> **What the task requires**: Every single entry must be reproduced precisely.

> **Data to use**:
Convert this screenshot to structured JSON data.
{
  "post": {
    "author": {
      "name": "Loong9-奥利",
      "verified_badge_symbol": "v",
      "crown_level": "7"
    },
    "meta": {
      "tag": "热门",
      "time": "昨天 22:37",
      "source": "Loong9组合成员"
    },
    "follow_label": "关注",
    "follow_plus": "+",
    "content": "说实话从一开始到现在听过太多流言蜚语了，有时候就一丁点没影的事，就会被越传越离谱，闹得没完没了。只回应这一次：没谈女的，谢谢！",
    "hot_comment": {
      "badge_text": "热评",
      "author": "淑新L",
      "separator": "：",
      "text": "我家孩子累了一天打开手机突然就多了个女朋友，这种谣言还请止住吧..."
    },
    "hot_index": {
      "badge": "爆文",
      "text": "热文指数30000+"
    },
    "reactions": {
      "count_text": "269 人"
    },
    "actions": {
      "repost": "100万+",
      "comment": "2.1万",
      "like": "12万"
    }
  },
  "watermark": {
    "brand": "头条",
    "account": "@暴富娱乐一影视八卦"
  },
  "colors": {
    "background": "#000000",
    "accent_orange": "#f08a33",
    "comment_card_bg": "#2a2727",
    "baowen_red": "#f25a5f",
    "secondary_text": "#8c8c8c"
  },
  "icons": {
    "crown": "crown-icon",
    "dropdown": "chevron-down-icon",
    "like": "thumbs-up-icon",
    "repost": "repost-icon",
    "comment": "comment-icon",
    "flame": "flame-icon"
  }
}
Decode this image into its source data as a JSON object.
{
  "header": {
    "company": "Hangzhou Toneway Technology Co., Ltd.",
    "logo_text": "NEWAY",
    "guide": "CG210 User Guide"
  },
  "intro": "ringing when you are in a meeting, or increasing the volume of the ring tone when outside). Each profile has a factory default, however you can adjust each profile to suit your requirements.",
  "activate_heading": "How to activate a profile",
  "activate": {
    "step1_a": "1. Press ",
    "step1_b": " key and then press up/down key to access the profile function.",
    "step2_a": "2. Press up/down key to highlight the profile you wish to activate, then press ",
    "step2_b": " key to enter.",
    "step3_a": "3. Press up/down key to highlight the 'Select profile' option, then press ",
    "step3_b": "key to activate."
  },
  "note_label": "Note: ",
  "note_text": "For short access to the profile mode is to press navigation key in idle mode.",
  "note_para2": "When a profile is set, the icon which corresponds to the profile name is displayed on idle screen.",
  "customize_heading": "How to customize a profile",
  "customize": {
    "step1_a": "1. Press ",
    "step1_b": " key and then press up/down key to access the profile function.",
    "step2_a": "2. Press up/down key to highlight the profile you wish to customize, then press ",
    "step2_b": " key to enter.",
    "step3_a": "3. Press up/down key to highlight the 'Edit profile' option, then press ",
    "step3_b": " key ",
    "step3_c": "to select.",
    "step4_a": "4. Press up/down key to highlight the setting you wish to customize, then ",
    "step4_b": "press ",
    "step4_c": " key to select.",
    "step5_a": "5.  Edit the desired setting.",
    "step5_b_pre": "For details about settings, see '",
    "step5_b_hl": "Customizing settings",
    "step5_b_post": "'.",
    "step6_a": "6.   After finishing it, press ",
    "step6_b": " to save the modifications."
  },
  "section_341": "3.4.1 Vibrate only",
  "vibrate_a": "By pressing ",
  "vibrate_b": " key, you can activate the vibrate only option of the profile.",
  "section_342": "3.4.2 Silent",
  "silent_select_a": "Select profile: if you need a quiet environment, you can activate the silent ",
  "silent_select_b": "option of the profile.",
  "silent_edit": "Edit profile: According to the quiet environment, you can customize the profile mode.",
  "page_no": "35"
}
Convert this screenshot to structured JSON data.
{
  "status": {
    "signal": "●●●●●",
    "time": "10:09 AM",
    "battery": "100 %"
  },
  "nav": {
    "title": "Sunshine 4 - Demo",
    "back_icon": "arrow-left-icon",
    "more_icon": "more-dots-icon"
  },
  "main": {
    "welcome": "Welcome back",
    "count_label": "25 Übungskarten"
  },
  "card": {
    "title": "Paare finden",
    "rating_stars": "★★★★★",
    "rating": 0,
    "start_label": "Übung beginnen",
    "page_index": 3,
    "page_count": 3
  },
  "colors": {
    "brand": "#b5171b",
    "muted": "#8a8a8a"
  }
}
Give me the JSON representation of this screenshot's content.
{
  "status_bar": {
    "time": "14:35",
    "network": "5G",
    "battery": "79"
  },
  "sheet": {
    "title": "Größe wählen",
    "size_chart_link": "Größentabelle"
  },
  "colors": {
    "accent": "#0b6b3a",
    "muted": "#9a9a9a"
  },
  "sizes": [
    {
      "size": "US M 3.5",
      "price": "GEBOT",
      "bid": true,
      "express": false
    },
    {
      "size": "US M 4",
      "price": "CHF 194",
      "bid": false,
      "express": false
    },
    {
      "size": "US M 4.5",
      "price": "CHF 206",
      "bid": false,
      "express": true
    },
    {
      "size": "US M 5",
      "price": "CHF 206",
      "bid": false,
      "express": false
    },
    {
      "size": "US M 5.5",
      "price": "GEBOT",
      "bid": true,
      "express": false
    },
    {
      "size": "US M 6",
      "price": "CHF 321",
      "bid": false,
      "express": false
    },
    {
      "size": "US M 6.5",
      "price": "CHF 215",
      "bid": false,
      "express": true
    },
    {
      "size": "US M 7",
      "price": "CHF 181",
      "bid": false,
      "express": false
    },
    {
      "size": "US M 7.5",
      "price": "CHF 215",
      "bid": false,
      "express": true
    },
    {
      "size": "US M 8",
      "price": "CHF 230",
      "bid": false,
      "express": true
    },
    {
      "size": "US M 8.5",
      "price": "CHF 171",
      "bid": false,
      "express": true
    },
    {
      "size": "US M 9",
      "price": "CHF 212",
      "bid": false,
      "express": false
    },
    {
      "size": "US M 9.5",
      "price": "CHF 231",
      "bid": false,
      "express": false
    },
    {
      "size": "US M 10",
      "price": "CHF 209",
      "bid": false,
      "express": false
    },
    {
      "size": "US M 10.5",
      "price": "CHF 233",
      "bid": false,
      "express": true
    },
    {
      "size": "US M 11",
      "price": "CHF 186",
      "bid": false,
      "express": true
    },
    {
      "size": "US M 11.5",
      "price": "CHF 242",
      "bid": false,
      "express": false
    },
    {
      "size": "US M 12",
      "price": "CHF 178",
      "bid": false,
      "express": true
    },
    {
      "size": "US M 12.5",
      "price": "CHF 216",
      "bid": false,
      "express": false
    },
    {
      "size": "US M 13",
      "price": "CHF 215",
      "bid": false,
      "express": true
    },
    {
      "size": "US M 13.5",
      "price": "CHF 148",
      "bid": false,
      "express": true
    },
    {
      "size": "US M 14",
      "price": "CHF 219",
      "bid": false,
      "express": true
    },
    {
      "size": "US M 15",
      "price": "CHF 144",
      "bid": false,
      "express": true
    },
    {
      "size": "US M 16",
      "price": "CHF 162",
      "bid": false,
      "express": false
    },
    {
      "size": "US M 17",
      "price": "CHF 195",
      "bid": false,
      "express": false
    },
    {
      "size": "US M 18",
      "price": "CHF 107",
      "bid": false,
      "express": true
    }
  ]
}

> **Output below**:
Convert this screenshot to structured JSON data.
{
  "post": {
    "author": {
      "name": "Loong9-奥利",
      "verified_badge_symbol": "v",
      "crown_level": "7"
    },
    "meta": {
      "tag": "热门",
      "time": "昨天 22:37",
      "source": "Loong9组合成员"
    },
    "follow_label": "关注",
    "follow_plus": "+",
    "content": "说实话从一开始到现在听过太多流言蜚语了，有时候就一丁点没影的事，就会被越传越离谱，闹得没完没了。只回应这一次：没谈女的，谢谢！",
    "hot_comment": {
      "badge_text": "热评",
      "author": "淑新L",
      "separator": "：",
      "text": "我家孩子累了一天打开手机突然就多了个女朋友，这种谣言还请止住吧..."
    },
    "hot_index": {
      "badge": "爆文",
      "text": "热文指数30000+"
    },
    "reactions": {
      "count_text": "269 人"
    },
    "actions": {
      "repost": "100万+",
      "comment": "2.1万",
      "like": "12万"
    }
  },
  "watermark": {
    "brand": "头条",
    "account": "@暴富娱乐一影视八卦"
  },
  "colors": {
    "background": "#000000",
    "accent_orange": "#f08a33",
    "comment_card_bg": "#2a2727",
    "baowen_red": "#f25a5f",
    "secondary_text": "#8c8c8c"
  },
  "icons": {
    "crown": "crown-icon",
    "dropdown": "chevron-down-icon",
    "like": "thumbs-up-icon",
    "repost": "repost-icon",
    "comment": "comment-icon",
    "flame": "flame-icon"
  }
}
Decode this image into its source data as a JSON object.
{
  "header": {
    "company": "Hangzhou Toneway Technology Co., Ltd.",
    "logo_text": "NEWAY",
    "guide": "CG210 User Guide"
  },
  "intro": "ringing when you are in a meeting, or increasing the volume of the ring tone when outside). Each profile has a factory default, however you can adjust each profile to suit your requirements.",
  "activate_heading": "How to activate a profile",
  "activate": {
    "step1_a": "1. Press ",
    "step1_b": " key and then press up/down key to access the profile function.",
    "step2_a": "2. Press up/down key to highlight the profile you wish to activate, then press ",
    "step2_b": " key to enter.",
    "step3_a": "3. Press up/down key to highlight the 'Select profile' option, then press ",
    "step3_b": "key to activate."
  },
  "note_label": "Note: ",
  "note_text": "For short access to the profile mode is to press navigation key in idle mode.",
  "note_para2": "When a profile is set, the icon which corresponds to the profile name is displayed on idle screen.",
  "customize_heading": "How to customize a profile",
  "customize": {
    "step1_a": "1. Press ",
    "step1_b": " key and then press up/down key to access the profile function.",
    "step2_a": "2. Press up/down key to highlight the profile you wish to customize, then press ",
    "step2_b": " key to enter.",
    "step3_a": "3. Press up/down key to highlight the 'Edit profile' option, then press ",
    "step3_b": " key ",
    "step3_c": "to select.",
    "step4_a": "4. Press up/down key to highlight the setting you wish to customize, then ",
    "step4_b": "press ",
    "step4_c": " key to select.",
    "step5_a": "5.  Edit the desired setting.",
    "step5_b_pre": "For details about settings, see '",
    "step5_b_hl": "Customizing settings",
    "step5_b_post": "'.",
    "step6_a": "6.   After finishing it, press ",
    "step6_b": " to save the modifications."
  },
  "section_341": "3.4.1 Vibrate only",
  "vibrate_a": "By pressing ",
  "vibrate_b": " key, you can activate the vibrate only option of the profile.",
  "section_342": "3.4.2 Silent",
  "silent_select_a": "Select profile: if you need a quiet environment, you can activate the silent ",
  "silent_select_b": "option of the profile.",
  "silent_edit": "Edit profile: According to the quiet environment, you can customize the profile mode.",
  "page_no": "35"
}
Convert this screenshot to structured JSON data.
{
  "status": {
    "signal": "●●●●●",
    "time": "10:09 AM",
    "battery": "100 %"
  },
  "nav": {
    "title": "Sunshine 4 - Demo",
    "back_icon": "arrow-left-icon",
    "more_icon": "more-dots-icon"
  },
  "main": {
    "welcome": "Welcome back",
    "count_label": "25 Übungskarten"
  },
  "card": {
    "title": "Paare finden",
    "rating_stars": "★★★★★",
    "rating": 0,
    "start_label": "Übung beginnen",
    "page_index": 3,
    "page_count": 3
  },
  "colors": {
    "brand": "#b5171b",
    "muted": "#8a8a8a"
  }
}
Give me the JSON representation of this screenshot's content.
{
  "status_bar": {
    "time": "14:35",
    "network": "5G",
    "battery": "79"
  },
  "sheet": {
    "title": "Größe wählen",
    "size_chart_link": "Größentabelle"
  },
  "colors": {
    "accent": "#0b6b3a",
    "muted": "#9a9a9a"
  },
  "sizes": [
    {
      "size": "US M 3.5",
      "price": "GEBOT",
      "bid": true,
      "express": false
    },
    {
      "size": "US M 4",
      "price": "CHF 194",
      "bid": false,
      "express": false
    },
    {
      "size": "US M 4.5",
      "price": "CHF 206",
      "bid": false,
      "express": true
    },
    {
      "size": "US M 5",
      "price": "CHF 206",
      "bid": false,
      "express": false
    },
    {
      "size": "US M 5.5",
      "price": "GEBOT",
      "bid": true,
      "express": false
    },
    {
      "size": "US M 6",
      "price": "CHF 321",
      "bid": false,
      "express": false
    },
    {
      "size": "US M 6.5",
      "price": "CHF 215",
      "bid": false,
      "express": true
    },
    {
      "size": "US M 7",
      "price": "CHF 181",
      "bid": false,
      "express": false
    },
    {
      "size": "US M 7.5",
      "price": "CHF 215",
      "bid": false,
      "express": true
    },
    {
      "size": "US M 8",
      "price": "CHF 230",
      "bid": false,
      "express": true
    },
    {
      "size": "US M 8.5",
      "price": "CHF 171",
      "bid": false,
      "express": true
    },
    {
      "size": "US M 9",
      "price": "CHF 212",
      "bid": false,
      "express": false
    },
    {
      "size": "US M 9.5",
      "price": "CHF 231",
      "bid": false,
      "express": false
    },
    {
      "size": "US M 10",
      "price": "CHF 209",
      "bid": false,
      "express": false
    },
    {
      "size": "US M 10.5",
      "price": "CHF 233",
      "bid": false,
      "express": true
    },
    {
      "size": "US M 11",
      "price": "CHF 186",
      "bid": false,
      "express": true
    },
    {
      "size": "US M 11.5",
      "price": "CHF 242",
      "bid": false,
      "express": false
    },
    {
      "size": "US M 12",
      "price": "CHF 178",
      "bid": false,
      "express": true
    },
    {
      "size": "US M 12.5",
      "price": "CHF 216",
      "bid": false,
      "express": false
    },
    {
      "size": "US M 13",
      "price": "CHF 215",
      "bid": false,
      "express": true
    },
    {
      "size": "US M 13.5",
      "price": "CHF 148",
      "bid": false,
      "express": true
    },
    {
      "size": "US M 14",
      "price": "CHF 219",
      "bid": false,
      "express": true
    },
    {
      "size": "US M 15",
      "price": "CHF 144",
      "bid": false,
      "express": true
    },
    {
      "size": "US M 16",
      "price": "CHF 162",
      "bid": false,
      "express": false
    },
    {
      "size": "US M 17",
      "price": "CHF 195",
      "bid": false,
      "express": false
    },
    {
      "size": "US M 18",
      "price": "CHF 107",
      "bid": false,
      "express": true
    }
  ]
}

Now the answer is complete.